Vascular plant distribution patterns at the low temperature limits of plant life - the alpine-nival ecotone of Mount Schrankogel (Tyrol, Austria)
Pauli, Harald; Gottfried, Michael; Grabherr, Georg
Compared with typical alpine plant communities, the generally open and scattered plant assemblages of the subnival and the nival belts are only marginally treated in the extensive ecological literature on the Alps. Although a few authors have provided general comments about plant assemblages within the uppermost vegetation belts, no detailed account on vegetation patterns in relation to environmental gradients and factors has been published so far.

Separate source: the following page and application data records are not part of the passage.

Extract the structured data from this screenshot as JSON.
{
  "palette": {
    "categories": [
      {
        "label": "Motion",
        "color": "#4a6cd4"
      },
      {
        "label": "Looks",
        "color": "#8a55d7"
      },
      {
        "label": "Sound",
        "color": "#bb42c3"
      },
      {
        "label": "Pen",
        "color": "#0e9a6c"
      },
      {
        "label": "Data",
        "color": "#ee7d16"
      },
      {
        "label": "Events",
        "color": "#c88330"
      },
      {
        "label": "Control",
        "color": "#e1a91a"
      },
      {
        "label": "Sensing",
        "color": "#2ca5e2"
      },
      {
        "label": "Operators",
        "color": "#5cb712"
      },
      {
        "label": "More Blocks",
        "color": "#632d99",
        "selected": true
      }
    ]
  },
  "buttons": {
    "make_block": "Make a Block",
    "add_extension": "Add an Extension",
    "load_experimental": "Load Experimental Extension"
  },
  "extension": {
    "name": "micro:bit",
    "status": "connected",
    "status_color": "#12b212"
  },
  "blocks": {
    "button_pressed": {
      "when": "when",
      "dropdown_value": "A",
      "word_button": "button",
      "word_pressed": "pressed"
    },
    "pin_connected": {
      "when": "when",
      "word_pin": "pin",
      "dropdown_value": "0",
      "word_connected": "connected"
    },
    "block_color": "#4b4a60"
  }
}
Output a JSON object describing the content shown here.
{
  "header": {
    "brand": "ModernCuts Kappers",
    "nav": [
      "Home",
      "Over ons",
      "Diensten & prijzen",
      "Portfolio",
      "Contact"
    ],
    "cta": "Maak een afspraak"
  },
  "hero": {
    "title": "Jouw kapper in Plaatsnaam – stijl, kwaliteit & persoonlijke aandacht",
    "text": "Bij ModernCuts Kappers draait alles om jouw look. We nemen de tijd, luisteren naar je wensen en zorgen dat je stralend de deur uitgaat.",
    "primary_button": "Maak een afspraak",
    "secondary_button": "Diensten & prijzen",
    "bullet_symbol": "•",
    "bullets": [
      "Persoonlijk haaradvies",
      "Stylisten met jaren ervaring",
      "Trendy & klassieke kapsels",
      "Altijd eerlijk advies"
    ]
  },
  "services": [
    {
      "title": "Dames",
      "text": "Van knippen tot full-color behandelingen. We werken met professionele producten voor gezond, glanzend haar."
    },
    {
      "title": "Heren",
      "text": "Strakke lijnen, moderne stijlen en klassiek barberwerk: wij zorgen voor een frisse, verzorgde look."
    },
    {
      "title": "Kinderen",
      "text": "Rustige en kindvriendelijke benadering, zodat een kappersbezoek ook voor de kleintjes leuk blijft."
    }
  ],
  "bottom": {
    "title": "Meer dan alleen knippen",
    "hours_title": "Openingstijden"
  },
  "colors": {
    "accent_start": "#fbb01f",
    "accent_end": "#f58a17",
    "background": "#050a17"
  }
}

Such an account, however, is needed to understand the impact of climate change on alpine vegetation. This paper deals with the characteristic vascular plant assemblages and species distributions within the subnival and nival belts. The analysis is based on almost 1000 vegetation samples from Schrankogel (3497 m, Stubaier Alpen, Tyrol), a typical nival peak of the Eastern Alps dominated by a characteristic siliceous vegetation. All samples were taken from permanently marked 1x1 m quadrats established for long-term monitoring of climate-related vegetation changes. The quadrats - arranged along transects - were distributed over the south-west to south-east exposed slope-system, beyond the more closed upper alpine swards, in order to cover the full variety of the subnival and nival plant assemblages. The vegetation classification revealed 14 vascular plant assemblages belonging to two alliances: Caricion curvulae and Androsacion alpinae. Only three of the 14 units could be assigned to well-documented associations: the uppermost alpine Caricetum curvulae, the subnival-centred Androsacetum alpinae, and a subnival variant of the mostly upper alpine Sieversio-Oxyrietum digynae. The other 11 assemblages are characteristic of the successive impoverishment and disaggregation of upper alpine swards and of well-developed subnival Androsacion alpinae-coomunities. Despite the low species and community diversity, well-differentiated ecological distribution patterns could be indicated. The habitat characteristics "solid rock" and particularly "scree" proved to differentiate the habitat preferences of the diagnostic species of subnival plant assemblages. The "scree-avoiding" sward-forming graminoids, but also the pioneer species of swards grow preferably in rocky habitats; character species of the Androsacion alpinae prefer mixed rock and scree habitats, whereas the chionophilous Sieversio-Oxyrietum-species mostly occur in habitats with high scree-cover. The rock-preferring plants seem to be sensitive to disturbance (from debris fall and substrate movements) as well as to long-lasting snow cover. Therefore, possible climate-induced plant migrations will be highly dependent on topographically determined gradients. The potential pathway of upward-migrating alpine grassland species will be stable rocky ridges. On the other hand, chionophilous plants at the scree sites may be affected severely by reduced snow cover, induced by climate warming.